Thankfully I have not been a victim of sexual abuse. I have however been exposed to a situation that even now is difficult to discuss. I cannot provide greater detail so as to protect the identity of the people involved. The situation occured when I was in my early teens. There was a close knit social group of Jewish children – we were in the same educational and social setting of the Jewish community. There was a regular event that was scheduled for us as a group. The girls within our group started to change following the establishment of this event. There were arguements amongst them. They started to rebel socially, some of them becoming anti-social and promiscuous. As an adolescent male I wrote this off in the context of puberty, the maturing of our youth.

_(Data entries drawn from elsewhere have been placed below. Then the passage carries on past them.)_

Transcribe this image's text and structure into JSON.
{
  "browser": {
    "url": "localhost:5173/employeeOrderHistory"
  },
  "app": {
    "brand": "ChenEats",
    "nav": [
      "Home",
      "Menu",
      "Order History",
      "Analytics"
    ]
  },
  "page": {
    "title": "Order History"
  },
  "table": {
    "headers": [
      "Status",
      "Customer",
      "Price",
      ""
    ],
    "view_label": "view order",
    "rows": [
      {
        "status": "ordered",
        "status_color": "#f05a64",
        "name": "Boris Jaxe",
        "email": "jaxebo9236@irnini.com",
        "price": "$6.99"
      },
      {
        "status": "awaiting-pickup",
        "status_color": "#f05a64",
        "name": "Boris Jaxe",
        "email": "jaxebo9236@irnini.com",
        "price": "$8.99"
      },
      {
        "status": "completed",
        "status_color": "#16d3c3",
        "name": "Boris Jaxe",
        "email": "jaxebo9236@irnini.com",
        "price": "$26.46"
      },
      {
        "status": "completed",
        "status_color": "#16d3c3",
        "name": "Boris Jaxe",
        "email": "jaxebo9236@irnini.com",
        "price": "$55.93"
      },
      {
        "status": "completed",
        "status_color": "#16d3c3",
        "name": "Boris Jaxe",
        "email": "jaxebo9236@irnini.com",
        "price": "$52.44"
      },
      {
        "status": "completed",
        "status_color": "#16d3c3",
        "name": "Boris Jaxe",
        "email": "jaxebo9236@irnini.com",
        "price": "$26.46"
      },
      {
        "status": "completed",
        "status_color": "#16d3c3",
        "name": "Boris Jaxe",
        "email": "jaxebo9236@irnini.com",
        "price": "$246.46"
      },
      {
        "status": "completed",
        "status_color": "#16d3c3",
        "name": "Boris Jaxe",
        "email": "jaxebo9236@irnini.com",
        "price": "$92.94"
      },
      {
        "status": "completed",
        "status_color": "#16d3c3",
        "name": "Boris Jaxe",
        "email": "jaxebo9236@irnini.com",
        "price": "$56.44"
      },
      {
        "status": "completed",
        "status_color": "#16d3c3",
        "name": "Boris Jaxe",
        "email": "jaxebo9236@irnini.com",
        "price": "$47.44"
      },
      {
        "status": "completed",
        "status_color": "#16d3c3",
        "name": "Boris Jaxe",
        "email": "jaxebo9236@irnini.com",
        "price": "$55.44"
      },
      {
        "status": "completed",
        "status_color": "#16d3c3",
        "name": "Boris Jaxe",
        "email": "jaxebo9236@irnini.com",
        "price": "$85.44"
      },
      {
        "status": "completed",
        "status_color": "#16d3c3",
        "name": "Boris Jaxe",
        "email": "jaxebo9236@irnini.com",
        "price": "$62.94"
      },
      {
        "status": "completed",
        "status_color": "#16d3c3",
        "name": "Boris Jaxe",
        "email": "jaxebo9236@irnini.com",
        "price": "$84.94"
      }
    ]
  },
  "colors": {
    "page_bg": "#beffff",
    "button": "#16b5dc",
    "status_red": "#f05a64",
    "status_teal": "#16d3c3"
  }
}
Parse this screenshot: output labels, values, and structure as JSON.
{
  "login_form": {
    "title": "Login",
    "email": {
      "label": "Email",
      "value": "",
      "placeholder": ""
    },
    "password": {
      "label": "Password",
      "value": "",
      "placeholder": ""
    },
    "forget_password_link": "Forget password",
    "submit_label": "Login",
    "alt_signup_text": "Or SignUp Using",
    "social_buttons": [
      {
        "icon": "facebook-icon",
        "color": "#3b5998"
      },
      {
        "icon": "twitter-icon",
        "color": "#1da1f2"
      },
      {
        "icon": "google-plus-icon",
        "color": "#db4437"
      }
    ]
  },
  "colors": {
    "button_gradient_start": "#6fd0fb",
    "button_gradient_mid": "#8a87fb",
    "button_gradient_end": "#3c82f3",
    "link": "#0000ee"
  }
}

That summer we went to a camp and one of the girls was very disturbed. We returned home from camp to learn that her parents had split up and her father had left the country, not to be seen again. The social balance of us as a group of children never became fully restored. It was only six years later that I learnt that some amongst this group of girls had been the victim of sexual abuse – to the father of our close friend.
Jewish communities, as with many other communities, are not immune to abusive forces. Even the most insular of Jewish communities are at risk, some even moreso due to their insularity and inability to draw on external resources. Denying reality is no solution. When children, who do not always possess the cognitive ability to discern when they are subject to unacceptable behavior, especially sexually abusive behavior, it is beyond intolerable. In such situations the harm cannot be undone. At least the victim can be counselled, but only if a line of support is in place. What is most outrageous about the coverage of the Melbourne situation is that the issue for some was buried and therefore the support mechanisms that should have been provisioned were not put into place.
The most important proactive remedy is to have role models and mentors available for children, people in whom children can have confidence. This should be a community priority. I’ve seen children deal with crisis relating to everything from bereavement, suicide, marriage breakups, and other broken relationships. With the right medium of support they are invariably able to rise above their distress and predicament and develop coping mechanisms that serve them well in their future years. However left alone, and they are at high risk of social breakdown.
There are social workers within the Perth Jewish community, but there is no dedicated line of independent support that I am aware of for youth. As the activities of Jewish Care and other agencies are managed with absolute discretion, I could well be wrong and such support could well be available to draw on if and when needed. Even if so, it serves to emphasise the point that in order for help to be provided the problem needs to be identified. Where there is a culture of “making the problem go away by hiding it” and not delivering full disclosure and alert, the community as a whole has an ethos that is most unhealty. Sexual abuse does occur here in Perth, and incidents of sexual perversion that impact members of our Jewish community have occured relatively recently.
Step number one; let’s not deny the problem. Step number two; lets ensure that the victims of abuse know that they have a support safety net. Step number three; raise awareness so that response mechanisms can be put into place.
The Jewish community in Perth is a wonderful community, with many wonderful people and wonderful facilities. Beign part of the community is a very uplifting and positive experience. We do however stand vulnerable to criminal behavior. If, G-d forbid, this happens then the community leadership must be clear and decisive, open and transparent. If left undisclosed, then the victim ends up bearing the blame and holding the responsibility for simply being a victim.
It takes tremendous courage for the victims of abuse in Melbourne to step forward as they have done. They should be admired for their actions. Those amongst the ranks of the Jewish community who reacted to this issue by wishing (or believing) that it would simply go away over time ought to hang their heads with absolute shame.